MEMORY – FRAGMENT 3 – NY USA – 2017
EXHIBITION AT – NEW YORK STATE COLLEGE OF CERAMIC ARTS
Photos ; Installation 354 inches x 270 inches. Laser engraved Wood 25 x 12,5 inches x 1,5 inches, jr-tile clay fired at cone 6,
Wood object Linseed Oil painted 25 x 12,5 inches x 1,5 inches, 3 . Photos Anja. photo below from Alfred University Archive – photographer unknown.
MEMORY – FRAGMENT 3 – PRESENTED AT NEW YORK STATE COLLEGE OF CERAMIC ART
MEMORY; The mental capacity or faculty of retaining and reviving facts, events, impressions, etc., or of recalling or
recognizing previous experiences. http://www.dictionary.com/browse/memory
For psychologists the term memory covers three important aspects of information processing:
Encoding: When information comes into our memory system (from sensory input), it needs to be changed
into a form that the system can cope with, so that it can be stored.
Storage: The nature of memory stores, i.e. where the information is stored, how long the
memory lasts for (duration), how much can be stored at any time (capacity)
and what kind of information is held. The way we store information affects the way we retrieve it.
Retrieval: This refers to getting information out storage.
If we can’t remember something, it may be because we are unable to retrieve it.
“Your memory is a monster; you forget—it doesn’t.
It simply files things away.
It keeps things for you, or hides things from you—and summons them to your recall with will of its own.
You think you have a memory; but it has you!”
― John Irving, A Prayer for Owen Meany
When the narrative telling of nation’s history and of villages in general are constructed, it is based on collective memories
and the Ideas of what it want to storage and tell, and what doesn’t seem important in the line of history.
For a human being, with the gift of a life, from birth to death, our memories are
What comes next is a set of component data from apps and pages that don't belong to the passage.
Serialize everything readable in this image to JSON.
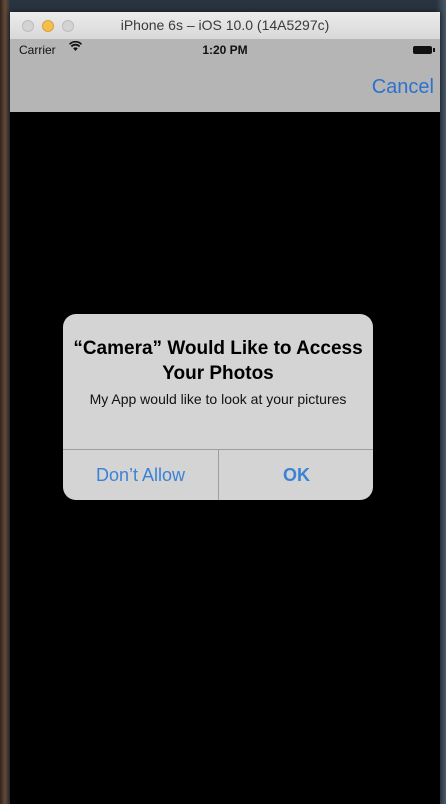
{
  "window": {
    "title": "iPhone 6s – iOS 10.0 (14A5297c)"
  },
  "status_bar": {
    "carrier": "Carrier",
    "time": "1:20 PM"
  },
  "nav": {
    "cancel_label": "Cancel"
  },
  "alert": {
    "title": "“Camera” Would Like to Access Your Photos",
    "message": "My App would like to look at your pictures",
    "deny_label": "Don’t Allow",
    "ok_label": "OK"
  },
  "colors": {
    "accent": "#2b72cf",
    "alert_bg": "#d4d4d4",
    "nav_bg": "#b5b5b5"
  },
  "icons": {
    "wifi": "wifi-icon",
    "battery": "battery-icon"
  }
}
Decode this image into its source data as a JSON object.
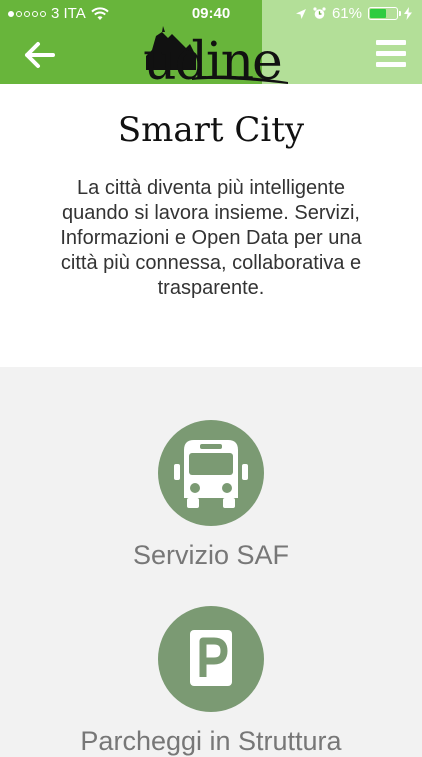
{
  "status": {
    "carrier": "3 ITA",
    "time": "09:40",
    "battery": "61%",
    "battery_level": 0.61
  },
  "header": {
    "logo": "udine",
    "back_icon": "arrow-left-icon",
    "menu_icon": "hamburger-menu-icon"
  },
  "intro": {
    "title": "Smart City",
    "description": "La città diventa più intelligente quando si lavora insieme. Servizi, Informazioni e Open Data per una città più connessa, collaborativa e trasparente."
  },
  "services": [
    {
      "label": "Servizio SAF",
      "icon": "bus-icon"
    },
    {
      "label": "Parcheggi in Struttura",
      "icon": "parking-icon"
    }
  ],
  "colors": {
    "header_green": "#68b53b",
    "header_light_green": "#b3df98",
    "icon_circle": "#7b9a73",
    "background": "#f2f2f2"
  }
}
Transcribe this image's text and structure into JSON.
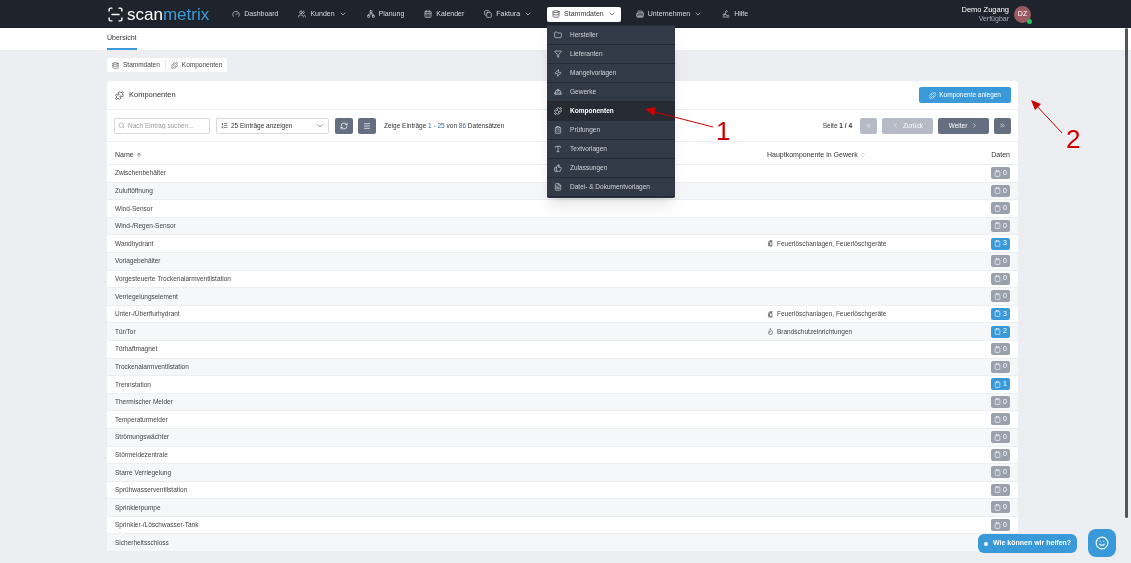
{
  "nav": {
    "logo": {
      "prefix": "scan",
      "suffix": "metrix"
    },
    "items": [
      {
        "label": "Dashboard",
        "dropdown": false,
        "selected": false
      },
      {
        "label": "Kunden",
        "dropdown": true,
        "selected": false
      },
      {
        "label": "Planung",
        "dropdown": false,
        "selected": false
      },
      {
        "label": "Kalender",
        "dropdown": false,
        "selected": false
      },
      {
        "label": "Faktura",
        "dropdown": true,
        "selected": false
      },
      {
        "label": "Stammdaten",
        "dropdown": true,
        "selected": true
      },
      {
        "label": "Unternehmen",
        "dropdown": true,
        "selected": false
      },
      {
        "label": "Hilfe",
        "dropdown": false,
        "selected": false
      }
    ],
    "user": {
      "name": "Demo Zugang",
      "status": "Verfügbar",
      "initials": "DZ",
      "online": true
    }
  },
  "menu": [
    {
      "label": "Hersteller",
      "selected": false
    },
    {
      "label": "Lieferanten",
      "selected": false
    },
    {
      "label": "Mangelvorlagen",
      "selected": false
    },
    {
      "label": "Gewerke",
      "selected": false
    },
    {
      "label": "Komponenten",
      "selected": true
    },
    {
      "label": "Prüfungen",
      "selected": false
    },
    {
      "label": "Textvorlagen",
      "selected": false
    },
    {
      "label": "Zulassungen",
      "selected": false
    },
    {
      "label": "Datei- & Dokumentvorlagen",
      "selected": false
    }
  ],
  "subtabs": [
    {
      "label": "Übersicht",
      "selected": true
    }
  ],
  "breadcrumb": [
    "Stammdaten",
    "Komponenten"
  ],
  "card": {
    "title": "Komponenten",
    "create_button": "Komponente anlegen",
    "search": {
      "placeholder": "Nach Eintrag suchen..."
    },
    "page_size": "25 Einträge anzeigen",
    "info": [
      {
        "text": "Zeige Einträge ",
        "highlight": false
      },
      {
        "text": "1 - 25",
        "highlight": true
      },
      {
        "text": " von ",
        "highlight": false
      },
      {
        "text": "86",
        "highlight": true
      },
      {
        "text": " Datensätzen",
        "highlight": false
      }
    ],
    "page": "Seite **1 / 4**",
    "pager": [
      {
        "kind": "first",
        "disabled": true
      },
      {
        "kind": "prev",
        "label": "Zurück",
        "disabled": true
      },
      {
        "kind": "next",
        "label": "Weiter",
        "disabled": false
      },
      {
        "kind": "last",
        "disabled": false
      }
    ]
  },
  "table": {
    "columns": [
      {
        "label": "Name",
        "sorted": true
      },
      {
        "label": "Hauptkomponente in Gewerk",
        "sorted": false
      },
      {
        "label": "Daten"
      }
    ],
    "rows": [
      {
        "name": "Zwischenbehälter",
        "count": "0",
        "active": false
      },
      {
        "name": "Zuluftöffnung",
        "count": "0",
        "active": false
      },
      {
        "name": "Wind-Sensor",
        "count": "0",
        "active": false
      },
      {
        "name": "Wind-/Regen-Sensor",
        "count": "0",
        "active": false
      },
      {
        "name": "Wandhydrant",
        "gewerk": {
          "kind": "extinguisher",
          "text": "Feuerlöschanlagen, Feuerlöschgeräte"
        },
        "count": "3",
        "active": true
      },
      {
        "name": "Vorlagebehälter",
        "count": "0",
        "active": false
      },
      {
        "name": "Vorgesteuerte Trockenalarmventilstation",
        "count": "0",
        "active": false
      },
      {
        "name": "Verriegelungselement",
        "count": "0",
        "active": false
      },
      {
        "name": "Unter-/Überflurhydrant",
        "gewerk": {
          "kind": "extinguisher",
          "text": "Feuerlöschanlagen, Feuerlöschgeräte"
        },
        "count": "3",
        "active": true
      },
      {
        "name": "Tür/Tor",
        "gewerk": {
          "kind": "flame",
          "text": "Brandschutzeinrichtungen"
        },
        "count": "2",
        "active": true
      },
      {
        "name": "Türhaftmagnet",
        "count": "0",
        "active": false
      },
      {
        "name": "Trockenalarmventilstation",
        "count": "0",
        "active": false
      },
      {
        "name": "Trennstation",
        "count": "1",
        "active": true
      },
      {
        "name": "Thermischer Melder",
        "count": "0",
        "active": false
      },
      {
        "name": "Temperaturmelder",
        "count": "0",
        "active": false
      },
      {
        "name": "Strömungswächter",
        "count": "0",
        "active": false
      },
      {
        "name": "Störmeldezentrale",
        "count": "0",
        "active": false
      },
      {
        "name": "Starre Verriegelung",
        "count": "0",
        "active": false
      },
      {
        "name": "Sprühwasserventilstation",
        "count": "0",
        "active": false
      },
      {
        "name": "Sprinklerpumpe",
        "count": "0",
        "active": false
      },
      {
        "name": "Sprinkler-/Löschwasser-Tank",
        "count": "0",
        "active": false
      },
      {
        "name": "Sicherheitsschloss"
      }
    ]
  },
  "annotations": [
    {
      "label": "1"
    },
    {
      "label": "2"
    }
  ],
  "chat": {
    "prompt": "Wie können wir helfen?"
  }
}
placed in between those two happenings, those are our storage for our narrative of our individual telling of histories.
Marcus Tillus wrote; The life of the dead is set in the memory of the living.
Marcus Tullius Cirero, Phillips Pics 3.1.106-7.12.43
While Benjamin wrote;
Every Image of the past that is not recognized by
The present as one of its concerns threatens to
LINES OF MEMORIES
In spring 2017 I was invited for a Theodore Randall international Chair at New York State College of Ceramic Art,
School of Art and Design, Alfred University.
I here had to do Art research /an art project – as well teaching a Junior 2 System class, supervise and give critique of grad
Students and attend meetings. This page is presenting my art project LINES OF MEMORIES –
Re imaging time-Fragment 1 out of 5 fragments all together.
It was a project in its origin based on local history, topology, archaeology and architecture presented
at the opening as a guided tour containing 5 fragments:.
Fragment 1; “Landscape a video presented at Alfred Ceramic Art Museum, NY, USA
Fragment 2; “Lines” Permanent outdoor concrete earth installation
Fragment 3; “Memory” wood-ceramic Installation at New York State College of Ceramic art, School of Art and Design, Alfred University
Fragment 4; “Time” ceramic Installation at New York State College of Ceramic art, School of Art and Design, Alfred University
Fragment 5; “The End” out-door earth-ceramic Installation.
A fragment is defined as;
a part broken off or detached from
A fragment; an isolated, unfinished, or incomplete part
A fragment; an odd piece, bit, or scrap.
In my work I reflect on the nature of time and the narrative telling of local history mixed with my own personal
interpretation hereof. I am curious about how memories, founding’s and fragments or artifacts can be parts of
a constructed narration of a history, a nations history, a village history and my own personal history.
I am an artist my intention is not to be an historian nor an archaeologist.
The fragments were presented as 5 installations at Alfred ceramic Art Museum. NY, USA,
New York State College of Ceramic Art, School of Art and Design, Alfred University and
outside in public place in front of Alfred ceramic Art Museum.